Start of SUPPLIED RECORDS
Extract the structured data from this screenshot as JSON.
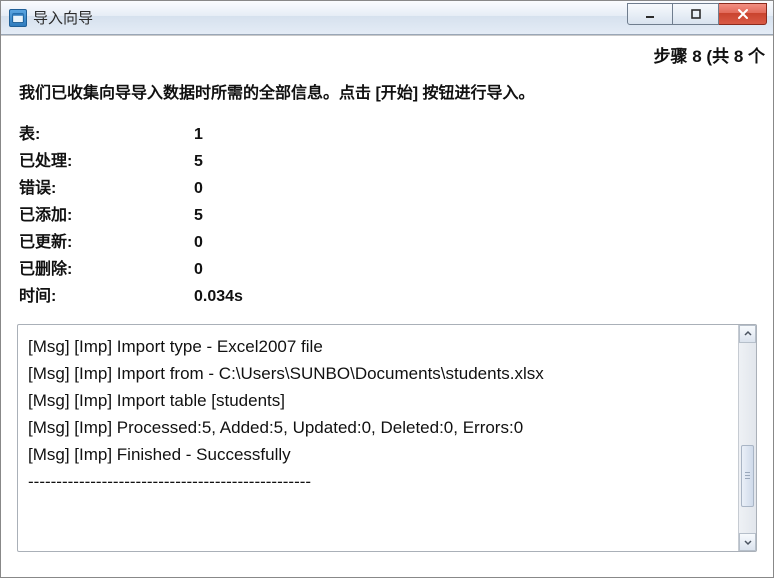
{
  "window": {
    "title": "导入向导"
  },
  "step": {
    "text": "步骤 8 (共 8 个"
  },
  "instruction": "我们已收集向导导入数据时所需的全部信息。点击 [开始] 按钮进行导入。",
  "stats": {
    "rows": [
      {
        "label": "表:",
        "value": "1"
      },
      {
        "label": "已处理:",
        "value": "5"
      },
      {
        "label": "错误:",
        "value": "0"
      },
      {
        "label": "已添加:",
        "value": "5"
      },
      {
        "label": "已更新:",
        "value": "0"
      },
      {
        "label": "已删除:",
        "value": "0"
      },
      {
        "label": "时间:",
        "value": "0.034s"
      }
    ]
  },
  "log": {
    "lines": [
      "[Msg] [Imp] Import type - Excel2007 file",
      "[Msg] [Imp] Import from - C:\\Users\\SUNBO\\Documents\\students.xlsx",
      "[Msg] [Imp] Import table [students]",
      "[Msg] [Imp] Processed:5, Added:5, Updated:0, Deleted:0, Errors:0",
      "[Msg] [Imp] Finished - Successfully",
      "--------------------------------------------------"
    ]
  }
}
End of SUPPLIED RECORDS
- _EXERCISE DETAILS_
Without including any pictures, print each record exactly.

- _RESPONSE FOR THIS EXERCISE_
Extract the structured data from this screenshot as JSON.
{
  "window": {
    "title": "导入向导"
  },
  "step": {
    "text": "步骤 8 (共 8 个"
  },
  "instruction": "我们已收集向导导入数据时所需的全部信息。点击 [开始] 按钮进行导入。",
  "stats": {
    "rows": [
      {
        "label": "表:",
        "value": "1"
      },
      {
        "label": "已处理:",
        "value": "5"
      },
      {
        "label": "错误:",
        "value": "0"
      },
      {
        "label": "已添加:",
        "value": "5"
      },
      {
        "label": "已更新:",
        "value": "0"
      },
      {
        "label": "已删除:",
        "value": "0"
      },
      {
        "label": "时间:",
        "value": "0.034s"
      }
    ]
  },
  "log": {
    "lines": [
      "[Msg] [Imp] Import type - Excel2007 file",
      "[Msg] [Imp] Import from - C:\\Users\\SUNBO\\Documents\\students.xlsx",
      "[Msg] [Imp] Import table [students]",
      "[Msg] [Imp] Processed:5, Added:5, Updated:0, Deleted:0, Errors:0",
      "[Msg] [Imp] Finished - Successfully",
      "--------------------------------------------------"
    ]
  }
}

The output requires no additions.